    HCB had how many, two? The bicycle one and the puddle jumper! (I'm kidding, I'm kidding.)

    1. I know you're joking, but there is a point to be made! Nobody says Harper Lee wasn't a *real* author because she only wrote one book (I deny the second one with both hands) after all.

      If Maier had picked out that 50 or whatever, I might unbend a little. But she didn't.

      She just doesn't seem to have been interested, and all the efforts to refashion her into someone else, someone who was interested, or would have been, are kind of offensive.

      They're only getting away with it because she has no family.

    2. What could be more 21st century than to invent a major photographer who never existed, and stir up a profitable hoo-hah around the nature of the intentions she never had? Sadly, of course, she *did* exist, but we shouldn't let that, or any other so-called "facts" spoil the fun, should we?


  4. The title of this post could nicely be written as 'Vivian Maier, developed by Ann Marks', which is, I guess your point. It's as if Maier herself is the latent image being developed.

  5. After reading this blog post, I borrowed a copy of this book from my local library ... no waiting, either!

    And while I generally agree with everything you wrote about it, I nevertheless found it to be a pleasant, enjoyable read.

    Just as I sometimes enjoy watching a movie that doesn't strictly follow the plot of the book on which it is based.

    So maybe the issue here isn't so much the book, but the general audience it targeted?

    (As an aside, I was surprised to find several copies of the book on the shelf at my local library branch.

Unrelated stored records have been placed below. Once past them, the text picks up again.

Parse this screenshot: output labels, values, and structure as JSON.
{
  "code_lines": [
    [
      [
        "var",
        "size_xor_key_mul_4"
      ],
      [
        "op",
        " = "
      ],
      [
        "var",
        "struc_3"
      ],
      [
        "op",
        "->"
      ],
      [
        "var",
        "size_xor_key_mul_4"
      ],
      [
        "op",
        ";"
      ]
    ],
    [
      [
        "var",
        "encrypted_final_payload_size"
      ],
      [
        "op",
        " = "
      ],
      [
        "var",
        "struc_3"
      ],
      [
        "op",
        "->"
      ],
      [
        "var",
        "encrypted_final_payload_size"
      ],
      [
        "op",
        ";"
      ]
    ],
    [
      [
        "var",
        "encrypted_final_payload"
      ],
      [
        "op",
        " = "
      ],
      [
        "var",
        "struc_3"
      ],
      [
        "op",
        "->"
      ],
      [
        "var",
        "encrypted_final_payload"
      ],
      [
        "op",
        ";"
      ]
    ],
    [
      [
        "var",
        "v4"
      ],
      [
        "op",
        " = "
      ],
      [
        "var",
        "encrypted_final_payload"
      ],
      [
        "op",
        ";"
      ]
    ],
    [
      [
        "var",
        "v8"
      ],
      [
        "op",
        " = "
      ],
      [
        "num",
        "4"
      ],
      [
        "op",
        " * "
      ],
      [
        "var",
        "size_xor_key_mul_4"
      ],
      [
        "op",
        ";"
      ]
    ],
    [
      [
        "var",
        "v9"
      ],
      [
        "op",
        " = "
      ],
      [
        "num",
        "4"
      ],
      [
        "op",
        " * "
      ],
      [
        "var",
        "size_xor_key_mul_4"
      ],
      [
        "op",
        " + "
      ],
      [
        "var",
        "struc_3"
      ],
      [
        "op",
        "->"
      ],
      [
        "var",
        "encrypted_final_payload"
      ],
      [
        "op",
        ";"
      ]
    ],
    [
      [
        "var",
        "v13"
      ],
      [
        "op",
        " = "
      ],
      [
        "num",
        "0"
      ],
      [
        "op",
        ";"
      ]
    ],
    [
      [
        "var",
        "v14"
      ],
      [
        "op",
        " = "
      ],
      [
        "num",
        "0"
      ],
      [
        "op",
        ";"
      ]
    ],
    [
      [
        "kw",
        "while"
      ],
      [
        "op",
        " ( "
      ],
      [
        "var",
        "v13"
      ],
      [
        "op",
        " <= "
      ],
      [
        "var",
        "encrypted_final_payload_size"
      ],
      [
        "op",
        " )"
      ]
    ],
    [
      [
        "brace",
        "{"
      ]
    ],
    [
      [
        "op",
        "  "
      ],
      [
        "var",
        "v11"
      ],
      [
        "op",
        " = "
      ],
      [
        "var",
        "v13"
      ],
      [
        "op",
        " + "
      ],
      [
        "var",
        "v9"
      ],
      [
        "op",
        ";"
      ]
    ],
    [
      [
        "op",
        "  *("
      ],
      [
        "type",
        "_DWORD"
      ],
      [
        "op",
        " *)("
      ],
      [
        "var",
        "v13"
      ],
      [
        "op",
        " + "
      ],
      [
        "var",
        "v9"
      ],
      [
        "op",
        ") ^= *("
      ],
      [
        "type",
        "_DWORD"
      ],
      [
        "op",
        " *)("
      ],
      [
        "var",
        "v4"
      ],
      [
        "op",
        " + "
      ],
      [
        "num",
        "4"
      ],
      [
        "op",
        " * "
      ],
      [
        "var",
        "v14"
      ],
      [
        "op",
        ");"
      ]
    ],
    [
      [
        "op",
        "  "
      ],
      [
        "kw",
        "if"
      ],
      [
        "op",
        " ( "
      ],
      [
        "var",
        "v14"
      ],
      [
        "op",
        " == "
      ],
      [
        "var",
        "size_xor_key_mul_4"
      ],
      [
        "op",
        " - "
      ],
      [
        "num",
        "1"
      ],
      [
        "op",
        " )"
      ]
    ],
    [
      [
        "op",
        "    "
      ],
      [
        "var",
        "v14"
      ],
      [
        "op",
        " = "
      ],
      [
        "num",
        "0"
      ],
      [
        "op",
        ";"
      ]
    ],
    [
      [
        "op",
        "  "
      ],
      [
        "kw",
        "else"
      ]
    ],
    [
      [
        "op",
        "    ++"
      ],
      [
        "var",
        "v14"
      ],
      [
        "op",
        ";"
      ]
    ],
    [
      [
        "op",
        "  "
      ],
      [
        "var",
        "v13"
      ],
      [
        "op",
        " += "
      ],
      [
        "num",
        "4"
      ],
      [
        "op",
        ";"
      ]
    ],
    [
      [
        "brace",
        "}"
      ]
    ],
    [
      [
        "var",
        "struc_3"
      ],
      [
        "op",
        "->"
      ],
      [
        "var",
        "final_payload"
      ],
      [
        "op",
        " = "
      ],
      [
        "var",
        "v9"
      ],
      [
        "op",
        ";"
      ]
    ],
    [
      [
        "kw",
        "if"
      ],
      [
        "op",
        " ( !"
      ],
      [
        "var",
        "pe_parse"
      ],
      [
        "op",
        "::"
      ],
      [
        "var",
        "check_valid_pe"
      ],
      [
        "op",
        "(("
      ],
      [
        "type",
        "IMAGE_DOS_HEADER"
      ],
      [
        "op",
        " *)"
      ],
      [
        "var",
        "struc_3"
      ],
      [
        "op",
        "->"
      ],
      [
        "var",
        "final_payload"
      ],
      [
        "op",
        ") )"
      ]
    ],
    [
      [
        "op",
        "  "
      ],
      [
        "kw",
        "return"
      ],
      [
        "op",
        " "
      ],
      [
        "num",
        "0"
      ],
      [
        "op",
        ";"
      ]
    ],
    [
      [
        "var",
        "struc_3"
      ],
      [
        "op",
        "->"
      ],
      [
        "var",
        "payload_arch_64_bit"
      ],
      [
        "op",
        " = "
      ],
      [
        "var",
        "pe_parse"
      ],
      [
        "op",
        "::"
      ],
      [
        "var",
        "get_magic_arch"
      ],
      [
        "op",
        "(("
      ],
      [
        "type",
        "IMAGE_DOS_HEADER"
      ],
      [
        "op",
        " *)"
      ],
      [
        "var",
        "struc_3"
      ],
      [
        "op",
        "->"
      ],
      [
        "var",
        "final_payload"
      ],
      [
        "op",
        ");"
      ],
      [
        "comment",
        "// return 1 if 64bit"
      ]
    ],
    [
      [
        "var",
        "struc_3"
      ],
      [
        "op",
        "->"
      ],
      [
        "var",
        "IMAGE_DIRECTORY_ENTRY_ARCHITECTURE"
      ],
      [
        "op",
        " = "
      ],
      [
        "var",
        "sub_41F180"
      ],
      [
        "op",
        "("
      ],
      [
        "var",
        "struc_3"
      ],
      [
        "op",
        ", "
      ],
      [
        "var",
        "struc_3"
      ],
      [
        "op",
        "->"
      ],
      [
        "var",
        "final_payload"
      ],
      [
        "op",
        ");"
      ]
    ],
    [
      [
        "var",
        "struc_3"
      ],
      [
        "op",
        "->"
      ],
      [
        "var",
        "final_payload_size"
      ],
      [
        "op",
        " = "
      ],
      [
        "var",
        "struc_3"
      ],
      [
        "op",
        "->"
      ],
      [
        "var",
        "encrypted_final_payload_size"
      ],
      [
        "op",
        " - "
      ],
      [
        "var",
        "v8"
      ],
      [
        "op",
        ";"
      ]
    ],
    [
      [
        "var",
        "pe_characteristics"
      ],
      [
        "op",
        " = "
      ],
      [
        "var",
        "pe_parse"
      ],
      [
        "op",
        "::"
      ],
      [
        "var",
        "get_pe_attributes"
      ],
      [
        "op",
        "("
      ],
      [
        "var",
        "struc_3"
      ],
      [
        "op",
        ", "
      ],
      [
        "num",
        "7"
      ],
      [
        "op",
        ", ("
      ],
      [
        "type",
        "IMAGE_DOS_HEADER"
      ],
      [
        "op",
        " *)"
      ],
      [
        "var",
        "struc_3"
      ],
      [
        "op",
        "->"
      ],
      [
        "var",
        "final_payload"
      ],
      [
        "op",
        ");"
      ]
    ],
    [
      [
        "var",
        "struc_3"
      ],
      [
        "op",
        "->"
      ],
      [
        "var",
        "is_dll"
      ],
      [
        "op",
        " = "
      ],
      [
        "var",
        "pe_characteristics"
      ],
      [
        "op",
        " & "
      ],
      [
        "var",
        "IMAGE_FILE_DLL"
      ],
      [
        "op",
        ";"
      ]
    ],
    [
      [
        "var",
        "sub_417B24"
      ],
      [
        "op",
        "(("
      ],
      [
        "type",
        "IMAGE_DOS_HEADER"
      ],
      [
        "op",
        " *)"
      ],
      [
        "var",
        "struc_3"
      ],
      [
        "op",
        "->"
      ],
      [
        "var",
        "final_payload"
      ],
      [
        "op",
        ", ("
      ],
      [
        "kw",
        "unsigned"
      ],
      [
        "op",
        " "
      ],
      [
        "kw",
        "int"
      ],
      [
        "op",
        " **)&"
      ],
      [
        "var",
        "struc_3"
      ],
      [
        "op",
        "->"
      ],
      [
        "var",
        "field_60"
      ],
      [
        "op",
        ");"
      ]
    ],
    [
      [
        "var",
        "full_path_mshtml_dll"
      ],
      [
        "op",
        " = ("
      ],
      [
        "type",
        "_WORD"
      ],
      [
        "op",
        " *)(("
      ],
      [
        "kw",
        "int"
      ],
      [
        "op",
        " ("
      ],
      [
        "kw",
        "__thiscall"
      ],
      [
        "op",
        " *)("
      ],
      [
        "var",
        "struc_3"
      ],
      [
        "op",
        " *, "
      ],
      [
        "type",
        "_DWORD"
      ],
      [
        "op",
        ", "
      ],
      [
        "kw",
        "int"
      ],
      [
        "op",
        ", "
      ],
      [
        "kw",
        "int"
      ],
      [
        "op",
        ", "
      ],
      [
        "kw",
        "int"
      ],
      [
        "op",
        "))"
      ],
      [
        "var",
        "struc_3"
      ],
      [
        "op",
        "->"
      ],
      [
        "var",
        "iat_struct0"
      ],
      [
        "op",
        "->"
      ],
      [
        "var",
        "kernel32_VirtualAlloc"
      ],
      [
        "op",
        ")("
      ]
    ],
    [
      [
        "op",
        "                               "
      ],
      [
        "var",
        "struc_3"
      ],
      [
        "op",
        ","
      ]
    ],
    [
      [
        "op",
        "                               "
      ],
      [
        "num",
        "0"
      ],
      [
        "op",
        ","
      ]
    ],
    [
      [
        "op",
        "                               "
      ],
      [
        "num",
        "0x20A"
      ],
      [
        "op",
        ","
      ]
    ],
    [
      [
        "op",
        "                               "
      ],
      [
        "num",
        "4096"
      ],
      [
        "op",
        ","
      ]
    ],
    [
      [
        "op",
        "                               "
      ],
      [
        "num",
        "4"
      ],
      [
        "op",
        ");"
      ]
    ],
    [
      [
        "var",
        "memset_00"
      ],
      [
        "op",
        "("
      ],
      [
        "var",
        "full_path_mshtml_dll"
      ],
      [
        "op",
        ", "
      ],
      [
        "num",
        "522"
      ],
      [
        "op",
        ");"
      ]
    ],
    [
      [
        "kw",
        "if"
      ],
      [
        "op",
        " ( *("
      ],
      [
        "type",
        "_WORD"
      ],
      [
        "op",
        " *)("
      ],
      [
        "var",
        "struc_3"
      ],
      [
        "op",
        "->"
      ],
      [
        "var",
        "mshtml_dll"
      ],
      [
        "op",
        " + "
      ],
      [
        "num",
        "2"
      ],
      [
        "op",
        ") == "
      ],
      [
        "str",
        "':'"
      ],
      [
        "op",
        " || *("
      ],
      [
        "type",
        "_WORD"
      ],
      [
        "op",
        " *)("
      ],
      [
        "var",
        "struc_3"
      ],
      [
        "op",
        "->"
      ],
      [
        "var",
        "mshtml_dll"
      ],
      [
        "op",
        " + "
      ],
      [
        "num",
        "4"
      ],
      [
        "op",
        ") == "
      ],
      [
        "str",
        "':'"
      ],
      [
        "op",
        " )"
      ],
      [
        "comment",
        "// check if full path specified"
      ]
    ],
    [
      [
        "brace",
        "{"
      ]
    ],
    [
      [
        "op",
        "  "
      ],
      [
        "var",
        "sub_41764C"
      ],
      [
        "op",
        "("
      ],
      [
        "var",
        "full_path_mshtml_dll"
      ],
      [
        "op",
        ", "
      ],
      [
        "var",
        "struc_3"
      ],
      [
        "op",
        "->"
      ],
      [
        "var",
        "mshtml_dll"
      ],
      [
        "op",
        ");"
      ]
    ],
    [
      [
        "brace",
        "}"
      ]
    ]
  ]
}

To me, this suggests the publisher either gave away a lot of copies or did a great job of promoting and marketing it to libraries!)